“Someone making $10 an hour … they’re below the poverty level for a family of four,” he said, explaining their children would be eligible for free or reduced lunches at school.
Petersen said he came at the problem of large meat packing plants from a grassroots perspective. Asked by an audience member what happens to independent farmers in the wake of plants like Tyson’s, Peterson said, “They’re basically gone.”
“Contract farmers are taking over farming,” he said. “Can you even call it farming anymore? I can’t.”
Tyson said they’re continuing to evaluate their options in Kansas, and other states have expressed support for the project.
“No matter where we decide to build, we intend to do our best to answer questions residents will understandably have about the project,” the company said in a statement Saturday. “In fact, we support their engagement in the process.
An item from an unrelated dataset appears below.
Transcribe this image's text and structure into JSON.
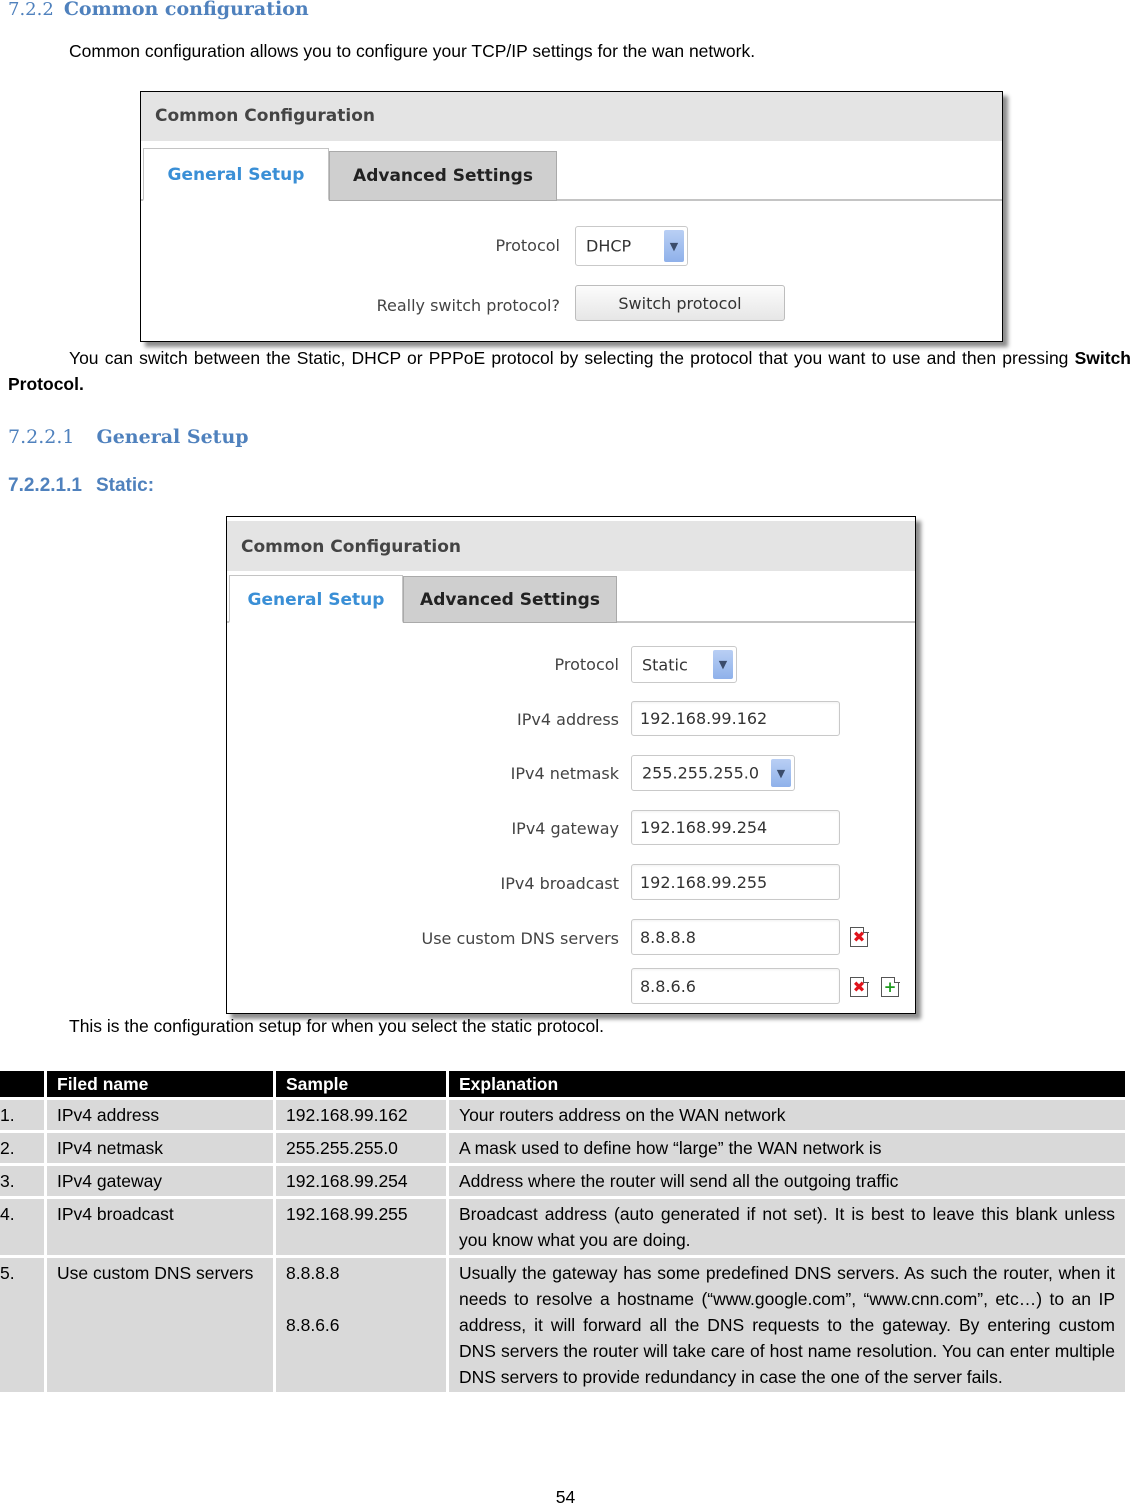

We hope they’ll keep an open mind before making a judgment on a project that will generate 1,600 jobs, an estimated annual economic benefit of $150 million and the opportunity for area farmers to diversify their farms.”
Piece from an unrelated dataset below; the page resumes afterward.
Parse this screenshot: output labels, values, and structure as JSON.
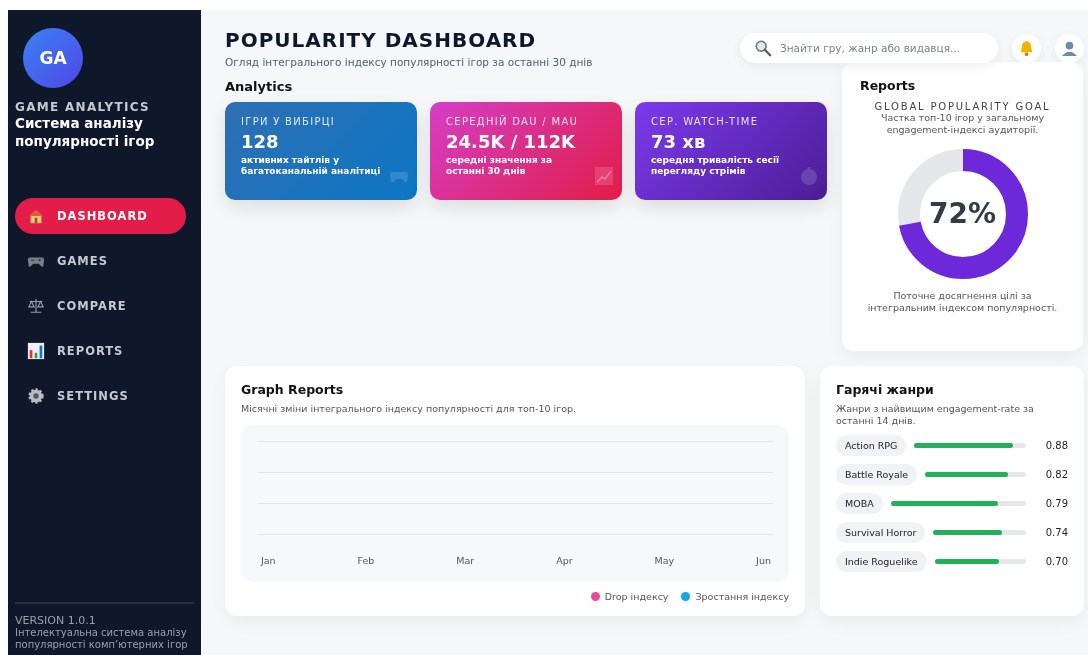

Audience members asked a number of questions after about two hours of information given by Stull and Petersen.
▪ A woman asked what arguments can be used to reach politicians.
“What you people have going for you is numbers,” Petersen said. “… You gotta put fear in them that they might lose the next election.”
▪ What does a large plant do to highway traffic?
“You will see a tremendous increase of truck traffic,” Stull said. Trucks will have to move to and from the hundreds of chicken houses and the packing plant, he said.
Tyson spokesman Worth Sparkman said there will be some increase in traffic.
“We work with the state transportation department to work on routes that use preexisiting infrastructure,” he said.
▪ How will Tyson dispose of the waste?
“Chicken litter will be spread onto farm fields as fertilizer,” Stull said, explaining it will smell. “If you haven’t smelled chicken litter … it’s a whole lot worse than cows.”
He said the litter could create run-off problems from fields into rivers and ground water.
“Tyson just agreed to pay a $2 million settlement to Missouri for river pollution,” he said.
Sparkman said when farmers grow a flock of chickens, the litter becomes theirs. They might use it for their crops or sell it to other farmers, he said.
“It’s an organic fertilizer,” he said. “It really has a pretty high value.”
▪ What will happen to waste water?
“A packing plant will require an upgrade to existing facilities or the building of a new one,” Stull said. “Tyson won’t go to some place that doesn’t have financial support (to give them).”
But Sparkman said those funds will come from Tyson.
“We always either pre-treat our waste water before it goes to the city for further treatment, then it goes back into whatever system that area has,” he said. “Or if the city does not have the capacity to deal with our water, we’ll build our own waste water treatment and treat it ourselves. It’s managed at the same level of municipalities around the U.S.”
He said Tyson must obtain permits to discharge water, so they work hand in hand with the local municipalities and are in compliance with local, state and federal regulations.
Asked if Tyson will pay for any new facilities if needed, Sparkman said, “We’ll pay for our own treatment or our own pretreatment, yes. That will be part of the project depending on the location.”
The Greater Wichita Partnership said they are planning multiple opportunities for public input to the potential Tyson plant.
“The information gathered during this due diligence phase will help the Sedgwick County Commission, and the community, see if the advantages of Sedgwick County align with the Tyson Foods opportunity,” Jaimie Garnett, Executive Vice President said in a news release Friday.